Task details »
Copy all lines in the data that contain the string "height".

***

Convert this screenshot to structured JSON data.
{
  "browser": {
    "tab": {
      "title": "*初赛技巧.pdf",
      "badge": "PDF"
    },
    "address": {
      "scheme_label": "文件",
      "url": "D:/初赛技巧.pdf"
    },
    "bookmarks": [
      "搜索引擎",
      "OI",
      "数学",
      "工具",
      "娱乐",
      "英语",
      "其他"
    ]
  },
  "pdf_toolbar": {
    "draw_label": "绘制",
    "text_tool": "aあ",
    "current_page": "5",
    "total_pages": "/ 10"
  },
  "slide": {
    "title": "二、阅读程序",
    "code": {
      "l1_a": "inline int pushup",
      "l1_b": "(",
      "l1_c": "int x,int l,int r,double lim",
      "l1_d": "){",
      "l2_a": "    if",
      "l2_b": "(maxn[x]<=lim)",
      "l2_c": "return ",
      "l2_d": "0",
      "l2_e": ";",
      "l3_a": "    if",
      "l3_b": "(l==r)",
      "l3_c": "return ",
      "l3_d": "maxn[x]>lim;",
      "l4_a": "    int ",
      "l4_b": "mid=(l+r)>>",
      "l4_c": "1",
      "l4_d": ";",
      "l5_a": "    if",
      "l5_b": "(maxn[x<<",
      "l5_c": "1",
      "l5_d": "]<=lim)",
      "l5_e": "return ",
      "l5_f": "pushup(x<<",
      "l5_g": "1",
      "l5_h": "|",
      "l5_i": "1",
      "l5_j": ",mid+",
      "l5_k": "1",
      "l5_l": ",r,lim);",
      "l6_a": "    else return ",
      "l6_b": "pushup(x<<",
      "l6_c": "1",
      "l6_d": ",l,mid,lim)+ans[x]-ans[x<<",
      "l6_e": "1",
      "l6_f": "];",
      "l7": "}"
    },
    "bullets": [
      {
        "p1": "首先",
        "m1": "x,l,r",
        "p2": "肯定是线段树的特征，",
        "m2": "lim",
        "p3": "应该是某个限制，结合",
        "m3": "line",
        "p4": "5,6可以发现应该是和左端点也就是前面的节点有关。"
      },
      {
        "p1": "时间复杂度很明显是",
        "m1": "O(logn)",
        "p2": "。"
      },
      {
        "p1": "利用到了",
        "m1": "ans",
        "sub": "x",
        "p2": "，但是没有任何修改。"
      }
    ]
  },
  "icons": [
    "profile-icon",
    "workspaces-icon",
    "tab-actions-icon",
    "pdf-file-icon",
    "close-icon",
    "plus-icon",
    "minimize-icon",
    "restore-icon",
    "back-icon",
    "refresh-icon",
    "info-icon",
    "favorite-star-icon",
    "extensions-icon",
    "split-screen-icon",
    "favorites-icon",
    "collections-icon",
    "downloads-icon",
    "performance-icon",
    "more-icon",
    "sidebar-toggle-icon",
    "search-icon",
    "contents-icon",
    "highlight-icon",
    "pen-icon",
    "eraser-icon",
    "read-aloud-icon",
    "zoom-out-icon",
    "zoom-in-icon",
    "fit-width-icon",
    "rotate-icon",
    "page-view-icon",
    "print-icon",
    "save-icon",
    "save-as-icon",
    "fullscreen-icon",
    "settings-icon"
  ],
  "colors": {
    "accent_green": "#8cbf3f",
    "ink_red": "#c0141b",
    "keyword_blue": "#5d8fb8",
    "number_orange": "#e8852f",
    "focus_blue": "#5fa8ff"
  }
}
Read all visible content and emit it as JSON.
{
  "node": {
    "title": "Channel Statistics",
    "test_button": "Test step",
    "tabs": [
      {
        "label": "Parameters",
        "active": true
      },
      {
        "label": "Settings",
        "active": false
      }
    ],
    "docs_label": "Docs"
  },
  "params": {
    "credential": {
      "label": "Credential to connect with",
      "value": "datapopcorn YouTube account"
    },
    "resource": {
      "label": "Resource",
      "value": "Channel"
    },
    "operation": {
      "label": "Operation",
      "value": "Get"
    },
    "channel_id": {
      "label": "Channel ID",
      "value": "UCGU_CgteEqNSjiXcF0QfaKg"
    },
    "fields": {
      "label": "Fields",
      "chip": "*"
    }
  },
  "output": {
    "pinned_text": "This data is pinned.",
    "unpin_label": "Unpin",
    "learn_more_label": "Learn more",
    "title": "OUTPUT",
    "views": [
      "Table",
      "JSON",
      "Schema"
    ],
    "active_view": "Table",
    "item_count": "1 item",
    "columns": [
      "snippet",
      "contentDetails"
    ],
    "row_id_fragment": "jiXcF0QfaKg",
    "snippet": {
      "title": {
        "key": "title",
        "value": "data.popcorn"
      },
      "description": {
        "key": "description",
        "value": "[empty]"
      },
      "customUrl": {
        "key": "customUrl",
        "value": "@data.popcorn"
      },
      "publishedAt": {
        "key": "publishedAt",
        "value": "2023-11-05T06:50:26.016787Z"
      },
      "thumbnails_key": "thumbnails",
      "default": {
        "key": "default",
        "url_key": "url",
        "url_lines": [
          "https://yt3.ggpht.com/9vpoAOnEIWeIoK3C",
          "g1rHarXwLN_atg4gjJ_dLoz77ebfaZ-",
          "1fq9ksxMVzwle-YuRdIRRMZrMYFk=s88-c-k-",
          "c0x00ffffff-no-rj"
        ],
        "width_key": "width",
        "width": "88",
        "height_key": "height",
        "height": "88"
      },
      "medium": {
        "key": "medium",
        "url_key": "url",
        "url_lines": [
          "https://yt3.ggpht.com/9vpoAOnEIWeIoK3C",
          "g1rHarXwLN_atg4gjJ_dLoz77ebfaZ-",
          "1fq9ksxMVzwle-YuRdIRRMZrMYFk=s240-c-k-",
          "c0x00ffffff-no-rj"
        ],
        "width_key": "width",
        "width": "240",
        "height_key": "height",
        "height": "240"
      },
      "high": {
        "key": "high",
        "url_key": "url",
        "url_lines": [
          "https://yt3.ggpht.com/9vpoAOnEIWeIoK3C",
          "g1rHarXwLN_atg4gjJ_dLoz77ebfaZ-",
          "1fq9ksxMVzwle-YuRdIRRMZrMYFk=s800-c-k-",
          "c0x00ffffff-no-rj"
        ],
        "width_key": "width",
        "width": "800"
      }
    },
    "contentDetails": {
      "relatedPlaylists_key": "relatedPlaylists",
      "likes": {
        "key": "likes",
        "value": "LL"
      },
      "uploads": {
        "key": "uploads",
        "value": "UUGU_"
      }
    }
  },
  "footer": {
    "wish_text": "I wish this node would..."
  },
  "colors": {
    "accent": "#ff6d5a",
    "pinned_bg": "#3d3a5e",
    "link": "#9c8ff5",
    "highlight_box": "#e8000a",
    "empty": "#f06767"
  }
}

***

Answer area »
        "height_key": "height",
        "height": "88"
        "height_key": "height",
        "height": "240"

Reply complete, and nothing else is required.